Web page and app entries
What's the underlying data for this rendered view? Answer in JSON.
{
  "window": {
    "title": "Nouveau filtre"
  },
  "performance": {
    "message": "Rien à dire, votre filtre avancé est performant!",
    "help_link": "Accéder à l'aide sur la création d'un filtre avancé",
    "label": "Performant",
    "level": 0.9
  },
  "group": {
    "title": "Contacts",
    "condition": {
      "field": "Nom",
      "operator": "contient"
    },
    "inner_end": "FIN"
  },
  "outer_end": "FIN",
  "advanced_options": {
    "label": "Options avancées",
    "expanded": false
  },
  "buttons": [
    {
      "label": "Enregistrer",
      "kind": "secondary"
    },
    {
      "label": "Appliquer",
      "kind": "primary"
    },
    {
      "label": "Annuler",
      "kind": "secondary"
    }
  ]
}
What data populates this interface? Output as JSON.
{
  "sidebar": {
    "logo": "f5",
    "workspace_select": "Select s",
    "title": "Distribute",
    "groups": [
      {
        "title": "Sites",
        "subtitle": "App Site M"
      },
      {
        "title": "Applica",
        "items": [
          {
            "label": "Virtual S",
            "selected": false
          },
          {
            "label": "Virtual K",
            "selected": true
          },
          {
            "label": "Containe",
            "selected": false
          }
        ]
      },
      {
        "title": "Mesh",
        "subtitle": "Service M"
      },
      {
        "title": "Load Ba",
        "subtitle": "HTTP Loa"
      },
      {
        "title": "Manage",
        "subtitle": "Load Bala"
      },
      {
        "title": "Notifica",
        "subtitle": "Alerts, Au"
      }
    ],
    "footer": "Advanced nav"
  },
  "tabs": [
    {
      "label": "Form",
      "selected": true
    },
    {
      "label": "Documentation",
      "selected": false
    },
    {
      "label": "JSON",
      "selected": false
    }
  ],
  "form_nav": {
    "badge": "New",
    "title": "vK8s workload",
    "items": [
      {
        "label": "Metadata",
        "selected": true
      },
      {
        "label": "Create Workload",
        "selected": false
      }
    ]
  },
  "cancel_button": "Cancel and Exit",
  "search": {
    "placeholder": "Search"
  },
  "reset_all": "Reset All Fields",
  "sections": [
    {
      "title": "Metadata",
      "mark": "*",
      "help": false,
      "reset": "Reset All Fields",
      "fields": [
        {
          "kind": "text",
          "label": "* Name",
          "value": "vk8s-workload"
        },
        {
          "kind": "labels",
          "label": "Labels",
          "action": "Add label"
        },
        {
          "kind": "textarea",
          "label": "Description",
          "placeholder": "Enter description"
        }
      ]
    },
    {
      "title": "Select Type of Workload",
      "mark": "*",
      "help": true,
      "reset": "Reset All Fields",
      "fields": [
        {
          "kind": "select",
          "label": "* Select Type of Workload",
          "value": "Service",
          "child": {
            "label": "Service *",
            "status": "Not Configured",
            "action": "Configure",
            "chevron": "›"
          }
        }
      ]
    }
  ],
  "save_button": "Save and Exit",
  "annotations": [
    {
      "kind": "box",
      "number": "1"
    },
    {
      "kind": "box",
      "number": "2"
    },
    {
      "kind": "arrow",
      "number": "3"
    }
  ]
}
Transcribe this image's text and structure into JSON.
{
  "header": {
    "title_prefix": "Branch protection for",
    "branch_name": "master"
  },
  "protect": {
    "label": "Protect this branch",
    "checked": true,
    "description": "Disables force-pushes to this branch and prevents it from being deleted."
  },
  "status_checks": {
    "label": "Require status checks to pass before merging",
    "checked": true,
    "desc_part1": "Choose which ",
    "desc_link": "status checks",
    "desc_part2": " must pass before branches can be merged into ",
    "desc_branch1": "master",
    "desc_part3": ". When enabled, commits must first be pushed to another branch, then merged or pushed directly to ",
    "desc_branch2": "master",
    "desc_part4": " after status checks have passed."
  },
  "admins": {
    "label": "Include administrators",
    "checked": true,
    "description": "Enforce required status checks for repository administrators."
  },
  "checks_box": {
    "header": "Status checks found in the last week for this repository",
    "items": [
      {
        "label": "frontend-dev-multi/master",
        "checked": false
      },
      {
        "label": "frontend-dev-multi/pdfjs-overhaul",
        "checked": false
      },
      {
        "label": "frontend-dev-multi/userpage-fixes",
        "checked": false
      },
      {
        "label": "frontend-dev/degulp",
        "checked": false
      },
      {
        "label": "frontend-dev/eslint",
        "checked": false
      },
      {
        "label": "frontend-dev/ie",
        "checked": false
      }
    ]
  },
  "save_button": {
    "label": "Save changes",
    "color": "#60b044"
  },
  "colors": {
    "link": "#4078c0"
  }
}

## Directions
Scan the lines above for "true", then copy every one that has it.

## Response to the exercise
            "selected": true
      "selected": true
        "selected": true
      "help": true,
    "checked": true,
    "checked": true,
    "checked": true,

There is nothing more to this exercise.